Sputnik’s Tyde says that hotspots are already becoming "like a utility.
In every new technology park or business hotel, people are beginning to expect
Wi-Fi the same way they now expect the phone and broadband."
Still, Dulaney thinks the technologies can co-exist. "They are not competitors.
They are compliments. You use one in the wide area sense and the other (WLAN)
in the local area sense."
2.5G/3G and Wi-Fi in one Device?
Some vendors are beginning to consider combing 2.5/3G and Wi-Fi silicon into
one device. They see, for instance, users beginning to download their e-mail
using an airport hotspot and then reply on the road over 3G in the back of a
taxi. There are already some efforts in this direction, which, David Sifry,
Sputnik’s CTO, characterizes as "tire-kicking."

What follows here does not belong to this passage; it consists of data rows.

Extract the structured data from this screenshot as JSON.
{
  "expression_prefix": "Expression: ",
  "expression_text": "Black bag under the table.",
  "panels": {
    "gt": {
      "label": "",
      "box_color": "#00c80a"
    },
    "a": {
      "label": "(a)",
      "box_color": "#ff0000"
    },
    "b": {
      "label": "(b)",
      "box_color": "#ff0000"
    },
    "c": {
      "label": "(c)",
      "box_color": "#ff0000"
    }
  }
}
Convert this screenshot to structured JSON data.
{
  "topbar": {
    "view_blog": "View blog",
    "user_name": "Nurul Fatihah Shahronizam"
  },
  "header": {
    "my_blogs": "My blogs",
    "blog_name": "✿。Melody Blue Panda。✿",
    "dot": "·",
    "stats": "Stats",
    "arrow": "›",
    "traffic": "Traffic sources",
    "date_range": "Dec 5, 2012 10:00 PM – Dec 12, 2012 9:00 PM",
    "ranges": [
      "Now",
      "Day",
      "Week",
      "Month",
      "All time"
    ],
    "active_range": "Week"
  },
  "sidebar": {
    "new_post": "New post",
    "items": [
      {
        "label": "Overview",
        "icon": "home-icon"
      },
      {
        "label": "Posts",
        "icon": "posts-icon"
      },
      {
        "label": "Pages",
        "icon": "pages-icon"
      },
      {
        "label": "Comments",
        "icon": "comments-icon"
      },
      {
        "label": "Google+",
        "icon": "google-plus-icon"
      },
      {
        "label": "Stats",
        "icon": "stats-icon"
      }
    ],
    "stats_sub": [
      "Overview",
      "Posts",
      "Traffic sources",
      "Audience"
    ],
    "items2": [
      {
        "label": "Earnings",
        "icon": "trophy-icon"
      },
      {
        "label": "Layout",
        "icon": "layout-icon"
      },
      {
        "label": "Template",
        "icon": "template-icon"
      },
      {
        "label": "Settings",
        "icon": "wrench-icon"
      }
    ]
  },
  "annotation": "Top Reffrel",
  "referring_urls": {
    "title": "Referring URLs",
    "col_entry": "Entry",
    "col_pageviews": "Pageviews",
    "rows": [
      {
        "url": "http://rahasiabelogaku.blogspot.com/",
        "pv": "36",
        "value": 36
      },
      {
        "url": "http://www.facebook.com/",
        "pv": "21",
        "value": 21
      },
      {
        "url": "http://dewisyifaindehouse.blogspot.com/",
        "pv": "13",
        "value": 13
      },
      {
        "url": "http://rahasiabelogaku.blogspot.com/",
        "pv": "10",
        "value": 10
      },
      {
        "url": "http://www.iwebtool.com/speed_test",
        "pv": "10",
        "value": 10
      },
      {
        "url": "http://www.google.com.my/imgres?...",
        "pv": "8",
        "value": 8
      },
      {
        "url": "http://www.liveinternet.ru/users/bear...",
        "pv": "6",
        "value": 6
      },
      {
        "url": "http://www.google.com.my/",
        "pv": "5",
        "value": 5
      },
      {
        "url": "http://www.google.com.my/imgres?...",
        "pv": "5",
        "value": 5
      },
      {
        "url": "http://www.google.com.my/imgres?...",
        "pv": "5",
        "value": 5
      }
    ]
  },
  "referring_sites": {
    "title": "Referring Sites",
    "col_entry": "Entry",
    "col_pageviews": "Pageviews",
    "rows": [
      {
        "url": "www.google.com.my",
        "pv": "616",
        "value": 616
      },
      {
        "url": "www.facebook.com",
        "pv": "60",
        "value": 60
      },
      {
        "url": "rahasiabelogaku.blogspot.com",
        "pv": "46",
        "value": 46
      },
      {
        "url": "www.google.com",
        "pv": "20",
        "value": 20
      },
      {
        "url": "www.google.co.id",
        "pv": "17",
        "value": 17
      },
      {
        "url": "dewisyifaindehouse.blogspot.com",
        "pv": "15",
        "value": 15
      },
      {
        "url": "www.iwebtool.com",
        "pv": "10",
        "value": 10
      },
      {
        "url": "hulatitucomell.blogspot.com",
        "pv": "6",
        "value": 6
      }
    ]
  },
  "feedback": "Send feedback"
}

For example, Avaya
, and Proxim
a dual-mode smartphone and infrastructure that will let users roams between
cell phone networks and Wi-Fi hot spots. Prototypes are expected to be available
late this year, with commercial release in 2004.

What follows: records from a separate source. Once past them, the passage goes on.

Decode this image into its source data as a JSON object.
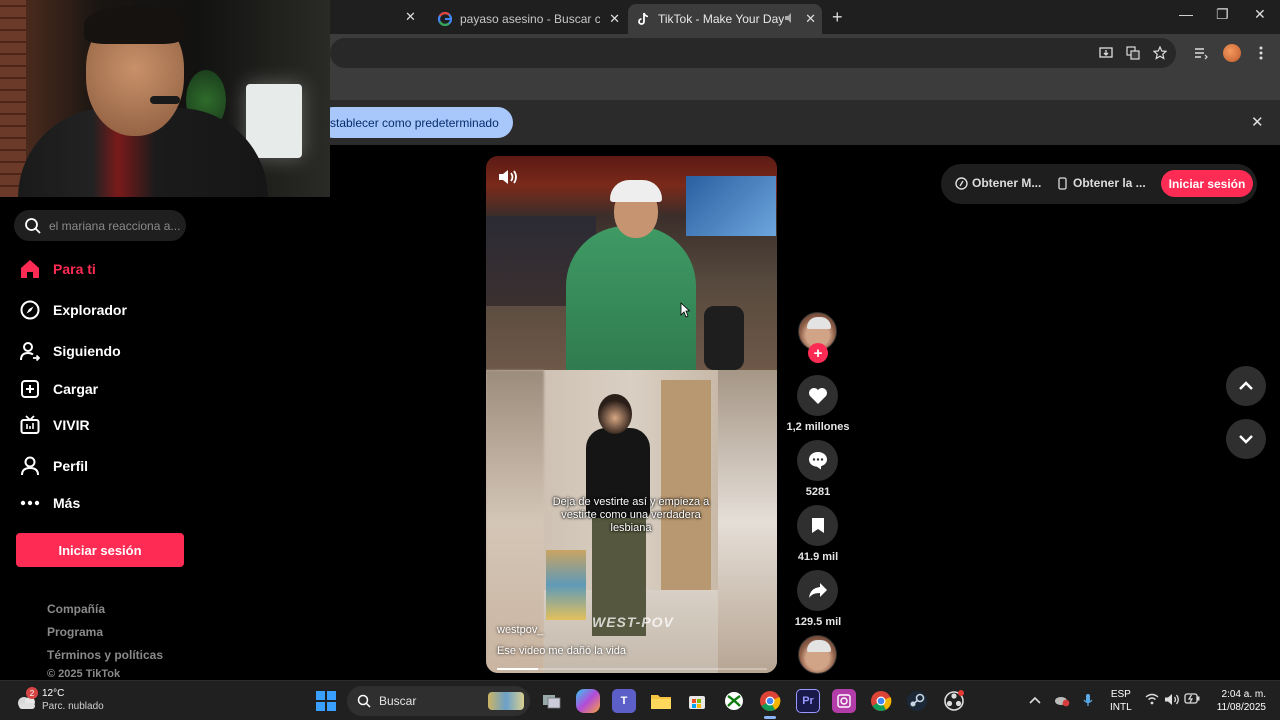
{
  "browser": {
    "tabs": [
      {
        "label": "payaso asesino - Buscar con Google",
        "favicon": "google-icon"
      },
      {
        "label": "TikTok - Make Your Day",
        "favicon": "tiktok-icon",
        "active": true
      }
    ],
    "new_tab_symbol": "+",
    "close_symbol": "✕",
    "window_controls": {
      "minimize": "—",
      "maximize": "❐",
      "close": "✕"
    }
  },
  "infobar": {
    "button_label": "stablecer como predeterminado",
    "close_symbol": "✕"
  },
  "sidebar": {
    "search_placeholder": "el mariana reacciona a...",
    "items": [
      {
        "label": "Para ti",
        "icon": "home-icon",
        "active": true
      },
      {
        "label": "Explorador",
        "icon": "compass-icon"
      },
      {
        "label": "Siguiendo",
        "icon": "following-icon"
      },
      {
        "label": "Cargar",
        "icon": "upload-icon"
      },
      {
        "label": "VIVIR",
        "icon": "live-icon"
      },
      {
        "label": "Perfil",
        "icon": "profile-icon"
      },
      {
        "label": "Más",
        "icon": "more-icon"
      }
    ],
    "login_label": "Iniciar sesión",
    "footer": [
      "Compañía",
      "Programa",
      "Términos y políticas"
    ],
    "copyright": "© 2025 TikTok"
  },
  "video": {
    "caption_overlay": "Deja de vestirte así y empieza a vestirte como una verdadera lesbiana",
    "watermark": "WEST-POV",
    "author": "westpov_",
    "description": "Ese video me dañó la vida",
    "progress": 0.15
  },
  "actions": {
    "likes": "1,2 millones",
    "comments": "5281",
    "saves": "41.9 mil",
    "shares": "129.5 mil",
    "follow_symbol": "+"
  },
  "top_right": {
    "get_coins": "Obtener M...",
    "get_app": "Obtener la ...",
    "login": "Iniciar sesión"
  },
  "taskbar": {
    "weather_temp": "12°C",
    "weather_desc": "Parc. nublado",
    "weather_badge": "2",
    "search_label": "Buscar",
    "language": "ESP",
    "keyboard": "INTL",
    "time": "2:04 a. m.",
    "date": "11/08/2025",
    "apps": [
      "file-explorer-icon",
      "copilot-icon",
      "teams-icon",
      "folder-icon",
      "store-icon",
      "xbox-icon",
      "chrome-icon",
      "premiere-icon",
      "photo-icon",
      "chrome-alt-icon",
      "steam-icon",
      "obs-icon"
    ]
  },
  "colors": {
    "tiktok_pink": "#fe2c55",
    "background": "#000000",
    "chrome_dark": "#1f1f1f"
  }
}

Kevin Johnson, an Avaya product manager, explains, "Each company contributes
its own expertise, providing the best possible end-to-end solution. Motorola
brings expertise in phones and mobility, Avaya in complete IP Telephony solutions
and applications, and Proxim in Wi-Fi WLAN technology."
He goes on, in detail: "Motorola will develop the dual mode phones, create
the mobility management server that provides the hand-off between local (WLAN)
and cellular networks. Avaya will integrate its IP Telephony solutions to support
the (devices) mobile capabilities." While, "Proxim will provide low-cost,
feature-rich Wi-Fi WLAN infrastructure, quality of service software, and centralized
management systems to facilitate hand-offs between networks. The infrastructure
uses voice-enabled access points with advanced features such as 802.1x encryption
and load balancing." Customer trials are expected to begin in first quarter
This trio of companies is far from the only ones. However, Gartner’s Dulaney
doubts that there will be much call for such dual-devices, saying they would
have a very narrow market.
Others are much more bullish. Goli Ameri, founder and president of eTinium,
a telecom market research firm specializing in wireless technologies, says,
"The wireless network of the future will be a hybrid of 2G/2.5G/3G/Wi-Fi/Bluetooth/UWB
technologies with roaming/billing systems that provide the bridge. The day is
just around the corner where there will be contiguous Wi-Fi coverage in dense
metro areas and 2.5G or 3G in more outlying areas."
Carriers, like Cingular, are also interested in these two for one approaches.
Kris Rinne, Cingular’s vice president of wireless product
technology and product realization, says, "Cingular sees Wi-Fi and 2.5/3g
as complimentary technologies. Wi-Fi offers great bandwidth in close proximity
to a base station but has limitations as users move out of range and currently,
there aren’t enough Wi-Fi base stations deployed publicly to support ubiquitous
access. 2.5 technologies like GPRS can support speeds that beat dial-up from
practically anywhere in the network’s coverage area — which in most cases is
a substantial range." So it is that, "We plan to integrate our data
connect product, with 802.11 technology — in this case, it will be a GPRS-based
PC Card for laptops and PDAs."
So what does all this mean?
In-Stat’s Nogee thinks, "Prices for 3G and public Wi-Fi access will both
drop, and both will have their place… just like how many people have both
a cordless phone and a cellular phone." He also believes that, "Customers
don’t really care about which technology is used, but they care about cost and
they care about speed, and this could help carriers with both technologies"
Indeed, speed, cost and coverage are what is likely to decide if one technology
will triumph or the other or whether they’ll work best for users together. One
thing is becoming clear though. After years of bickering, it appears that the
telephony data companies are beginning to think that convergence, and not competition,
will be the key that allows 2.5 and 3G to florish in an American market in love